*** Opening of Extracted data ***

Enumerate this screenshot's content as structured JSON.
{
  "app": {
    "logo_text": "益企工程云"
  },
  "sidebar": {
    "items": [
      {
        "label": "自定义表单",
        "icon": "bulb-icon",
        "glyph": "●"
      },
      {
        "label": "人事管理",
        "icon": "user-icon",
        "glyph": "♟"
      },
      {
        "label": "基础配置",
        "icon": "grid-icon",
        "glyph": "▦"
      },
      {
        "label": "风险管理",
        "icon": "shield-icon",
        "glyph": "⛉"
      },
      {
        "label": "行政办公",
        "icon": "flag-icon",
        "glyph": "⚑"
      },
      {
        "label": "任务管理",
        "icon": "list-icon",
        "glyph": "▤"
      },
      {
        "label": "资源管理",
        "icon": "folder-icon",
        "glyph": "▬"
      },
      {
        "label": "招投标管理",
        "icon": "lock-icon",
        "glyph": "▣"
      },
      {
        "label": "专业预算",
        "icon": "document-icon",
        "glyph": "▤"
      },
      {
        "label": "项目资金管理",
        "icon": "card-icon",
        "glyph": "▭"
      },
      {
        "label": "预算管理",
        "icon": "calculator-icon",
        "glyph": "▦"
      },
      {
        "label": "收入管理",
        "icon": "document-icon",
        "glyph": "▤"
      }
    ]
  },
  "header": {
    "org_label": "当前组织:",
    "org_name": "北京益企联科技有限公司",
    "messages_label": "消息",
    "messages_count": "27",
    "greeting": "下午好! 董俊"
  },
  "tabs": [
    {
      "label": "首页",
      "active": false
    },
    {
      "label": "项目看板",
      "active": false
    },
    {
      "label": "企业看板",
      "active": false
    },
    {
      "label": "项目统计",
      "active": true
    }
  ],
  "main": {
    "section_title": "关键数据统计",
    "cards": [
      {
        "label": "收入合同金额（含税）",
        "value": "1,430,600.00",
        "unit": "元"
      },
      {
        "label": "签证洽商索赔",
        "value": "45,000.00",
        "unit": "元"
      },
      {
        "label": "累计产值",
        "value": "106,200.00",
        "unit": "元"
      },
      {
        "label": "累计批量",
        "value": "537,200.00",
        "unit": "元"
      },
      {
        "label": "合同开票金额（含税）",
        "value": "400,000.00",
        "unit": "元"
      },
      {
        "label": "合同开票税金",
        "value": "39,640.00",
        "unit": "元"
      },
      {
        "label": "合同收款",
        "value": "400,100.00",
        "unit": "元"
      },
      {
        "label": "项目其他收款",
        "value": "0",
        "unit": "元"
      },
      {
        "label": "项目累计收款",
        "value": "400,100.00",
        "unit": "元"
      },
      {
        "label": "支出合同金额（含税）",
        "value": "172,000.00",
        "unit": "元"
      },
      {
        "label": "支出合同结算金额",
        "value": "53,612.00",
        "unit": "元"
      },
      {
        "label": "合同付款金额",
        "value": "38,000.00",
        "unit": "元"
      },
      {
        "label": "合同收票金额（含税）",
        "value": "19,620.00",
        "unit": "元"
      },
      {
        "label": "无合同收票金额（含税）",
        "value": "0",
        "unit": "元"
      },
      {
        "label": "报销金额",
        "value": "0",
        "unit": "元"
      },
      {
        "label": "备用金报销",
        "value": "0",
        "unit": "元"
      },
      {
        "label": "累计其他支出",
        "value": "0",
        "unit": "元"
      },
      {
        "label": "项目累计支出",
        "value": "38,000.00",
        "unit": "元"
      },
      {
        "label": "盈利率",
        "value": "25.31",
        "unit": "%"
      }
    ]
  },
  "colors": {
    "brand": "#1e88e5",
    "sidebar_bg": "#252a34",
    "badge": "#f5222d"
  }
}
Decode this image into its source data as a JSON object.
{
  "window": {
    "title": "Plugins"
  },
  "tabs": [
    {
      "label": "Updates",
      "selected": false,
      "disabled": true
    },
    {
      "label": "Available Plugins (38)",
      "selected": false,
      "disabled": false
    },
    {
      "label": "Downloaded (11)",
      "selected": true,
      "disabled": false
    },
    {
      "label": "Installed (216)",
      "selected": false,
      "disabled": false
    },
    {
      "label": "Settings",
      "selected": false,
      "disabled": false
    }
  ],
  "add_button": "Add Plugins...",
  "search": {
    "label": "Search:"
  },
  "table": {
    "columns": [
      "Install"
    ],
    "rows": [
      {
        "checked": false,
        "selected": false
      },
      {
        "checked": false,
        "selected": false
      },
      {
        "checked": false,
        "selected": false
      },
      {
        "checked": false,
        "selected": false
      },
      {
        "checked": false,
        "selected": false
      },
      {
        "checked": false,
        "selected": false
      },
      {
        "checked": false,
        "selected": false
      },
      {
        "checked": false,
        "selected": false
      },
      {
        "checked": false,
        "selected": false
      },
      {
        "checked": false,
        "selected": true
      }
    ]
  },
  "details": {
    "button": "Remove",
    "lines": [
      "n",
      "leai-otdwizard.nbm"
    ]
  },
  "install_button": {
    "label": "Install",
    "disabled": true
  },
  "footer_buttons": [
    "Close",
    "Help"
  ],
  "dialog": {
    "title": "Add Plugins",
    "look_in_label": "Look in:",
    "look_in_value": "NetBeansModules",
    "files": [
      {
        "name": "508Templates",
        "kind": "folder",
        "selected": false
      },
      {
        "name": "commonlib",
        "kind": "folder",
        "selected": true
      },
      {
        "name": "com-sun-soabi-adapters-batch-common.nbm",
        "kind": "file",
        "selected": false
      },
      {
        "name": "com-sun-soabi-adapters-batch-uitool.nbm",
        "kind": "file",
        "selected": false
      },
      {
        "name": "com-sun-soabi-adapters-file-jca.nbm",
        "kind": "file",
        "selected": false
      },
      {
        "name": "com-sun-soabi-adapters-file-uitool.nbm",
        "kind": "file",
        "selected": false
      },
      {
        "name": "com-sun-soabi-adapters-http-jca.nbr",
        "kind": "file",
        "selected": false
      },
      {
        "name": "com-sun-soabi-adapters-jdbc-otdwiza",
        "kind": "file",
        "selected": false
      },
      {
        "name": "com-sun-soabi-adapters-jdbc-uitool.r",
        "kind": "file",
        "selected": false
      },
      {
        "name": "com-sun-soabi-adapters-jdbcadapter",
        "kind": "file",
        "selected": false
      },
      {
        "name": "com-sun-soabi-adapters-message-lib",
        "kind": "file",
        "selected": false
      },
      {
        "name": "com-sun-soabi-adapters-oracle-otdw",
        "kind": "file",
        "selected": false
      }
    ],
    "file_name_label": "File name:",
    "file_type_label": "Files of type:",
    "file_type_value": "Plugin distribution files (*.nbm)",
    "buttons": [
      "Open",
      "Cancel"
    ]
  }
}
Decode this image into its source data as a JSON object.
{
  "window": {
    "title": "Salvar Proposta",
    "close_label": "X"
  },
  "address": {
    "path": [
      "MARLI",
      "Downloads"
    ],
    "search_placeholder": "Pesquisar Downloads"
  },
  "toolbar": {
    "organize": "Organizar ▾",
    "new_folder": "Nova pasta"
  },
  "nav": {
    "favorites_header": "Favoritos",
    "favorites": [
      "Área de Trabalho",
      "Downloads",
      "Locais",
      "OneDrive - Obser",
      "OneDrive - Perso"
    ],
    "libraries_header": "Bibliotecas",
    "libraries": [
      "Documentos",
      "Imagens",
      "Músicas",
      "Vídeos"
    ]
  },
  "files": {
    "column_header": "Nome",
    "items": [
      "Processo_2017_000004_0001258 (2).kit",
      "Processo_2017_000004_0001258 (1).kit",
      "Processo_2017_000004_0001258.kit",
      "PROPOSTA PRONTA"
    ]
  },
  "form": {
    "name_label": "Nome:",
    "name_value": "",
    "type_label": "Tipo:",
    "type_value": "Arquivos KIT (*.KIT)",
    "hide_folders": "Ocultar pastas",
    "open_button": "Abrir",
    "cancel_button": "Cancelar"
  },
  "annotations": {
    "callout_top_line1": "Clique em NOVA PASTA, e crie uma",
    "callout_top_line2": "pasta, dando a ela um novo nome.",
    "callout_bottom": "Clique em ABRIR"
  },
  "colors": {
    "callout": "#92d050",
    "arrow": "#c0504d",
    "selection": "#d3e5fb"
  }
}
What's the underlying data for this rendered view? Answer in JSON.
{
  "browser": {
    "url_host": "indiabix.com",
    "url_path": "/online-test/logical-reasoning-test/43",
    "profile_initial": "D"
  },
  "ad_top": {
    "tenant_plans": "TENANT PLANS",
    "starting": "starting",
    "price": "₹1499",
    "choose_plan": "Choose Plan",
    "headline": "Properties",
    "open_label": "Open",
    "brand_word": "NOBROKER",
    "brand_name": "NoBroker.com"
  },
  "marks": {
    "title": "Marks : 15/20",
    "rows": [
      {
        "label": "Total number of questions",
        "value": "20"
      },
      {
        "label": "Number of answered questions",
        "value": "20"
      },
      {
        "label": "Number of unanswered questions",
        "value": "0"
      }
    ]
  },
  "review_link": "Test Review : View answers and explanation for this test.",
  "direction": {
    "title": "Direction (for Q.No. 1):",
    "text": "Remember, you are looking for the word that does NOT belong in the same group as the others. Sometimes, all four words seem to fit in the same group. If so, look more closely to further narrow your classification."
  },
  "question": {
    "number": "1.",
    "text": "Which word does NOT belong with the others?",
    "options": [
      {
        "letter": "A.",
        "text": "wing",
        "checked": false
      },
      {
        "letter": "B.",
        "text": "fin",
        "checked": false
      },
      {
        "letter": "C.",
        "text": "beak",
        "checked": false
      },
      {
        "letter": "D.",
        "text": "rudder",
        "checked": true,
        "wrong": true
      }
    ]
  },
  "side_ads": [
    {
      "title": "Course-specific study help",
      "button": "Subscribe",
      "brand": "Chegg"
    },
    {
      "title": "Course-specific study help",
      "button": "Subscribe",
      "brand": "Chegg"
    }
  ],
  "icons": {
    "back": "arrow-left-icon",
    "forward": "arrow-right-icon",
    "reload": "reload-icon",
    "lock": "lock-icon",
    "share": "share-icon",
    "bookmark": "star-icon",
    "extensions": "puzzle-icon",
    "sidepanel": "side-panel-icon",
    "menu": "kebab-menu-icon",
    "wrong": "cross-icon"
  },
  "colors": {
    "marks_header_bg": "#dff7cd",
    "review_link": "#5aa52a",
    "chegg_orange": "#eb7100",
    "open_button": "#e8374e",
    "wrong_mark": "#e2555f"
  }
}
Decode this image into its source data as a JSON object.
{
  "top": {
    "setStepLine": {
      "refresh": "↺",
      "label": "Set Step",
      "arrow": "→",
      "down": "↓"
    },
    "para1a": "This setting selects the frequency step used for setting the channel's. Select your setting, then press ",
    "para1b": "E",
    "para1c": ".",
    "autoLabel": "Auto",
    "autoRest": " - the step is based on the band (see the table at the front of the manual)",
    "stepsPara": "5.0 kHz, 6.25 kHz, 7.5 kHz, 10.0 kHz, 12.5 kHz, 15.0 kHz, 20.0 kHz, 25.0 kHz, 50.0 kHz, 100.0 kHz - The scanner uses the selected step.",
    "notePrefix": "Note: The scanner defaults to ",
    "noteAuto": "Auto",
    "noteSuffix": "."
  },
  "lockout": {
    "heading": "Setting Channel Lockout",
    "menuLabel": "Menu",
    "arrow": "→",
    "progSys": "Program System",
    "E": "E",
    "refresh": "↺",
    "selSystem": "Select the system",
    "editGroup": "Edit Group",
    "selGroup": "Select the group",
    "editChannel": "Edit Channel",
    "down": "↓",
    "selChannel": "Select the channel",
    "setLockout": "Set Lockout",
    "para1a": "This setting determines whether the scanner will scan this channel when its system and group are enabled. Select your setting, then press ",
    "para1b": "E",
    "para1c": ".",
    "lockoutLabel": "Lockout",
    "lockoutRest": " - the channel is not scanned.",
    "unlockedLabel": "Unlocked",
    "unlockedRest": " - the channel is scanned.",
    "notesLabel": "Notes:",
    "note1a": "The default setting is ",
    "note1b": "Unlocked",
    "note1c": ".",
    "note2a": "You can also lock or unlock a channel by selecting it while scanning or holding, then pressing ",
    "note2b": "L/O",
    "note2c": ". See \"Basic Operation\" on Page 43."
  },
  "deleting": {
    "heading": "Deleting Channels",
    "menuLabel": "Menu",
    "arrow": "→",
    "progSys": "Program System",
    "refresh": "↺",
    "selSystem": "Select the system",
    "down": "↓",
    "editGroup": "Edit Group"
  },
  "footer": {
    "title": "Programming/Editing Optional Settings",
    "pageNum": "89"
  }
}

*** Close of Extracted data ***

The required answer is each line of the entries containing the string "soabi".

        "name": "com-sun-soabi-adapters-batch-common.nbm",
        "name": "com-sun-soabi-adapters-batch-uitool.nbm",
        "name": "com-sun-soabi-adapters-file-jca.nbm",
        "name": "com-sun-soabi-adapters-file-uitool.nbm",
        "name": "com-sun-soabi-adapters-http-jca.nbr",
        "name": "com-sun-soabi-adapters-jdbc-otdwiza",
        "name": "com-sun-soabi-adapters-jdbc-uitool.r",
        "name": "com-sun-soabi-adapters-jdbcadapter",
        "name": "com-sun-soabi-adapters-message-lib",
        "name": "com-sun-soabi-adapters-oracle-otdw",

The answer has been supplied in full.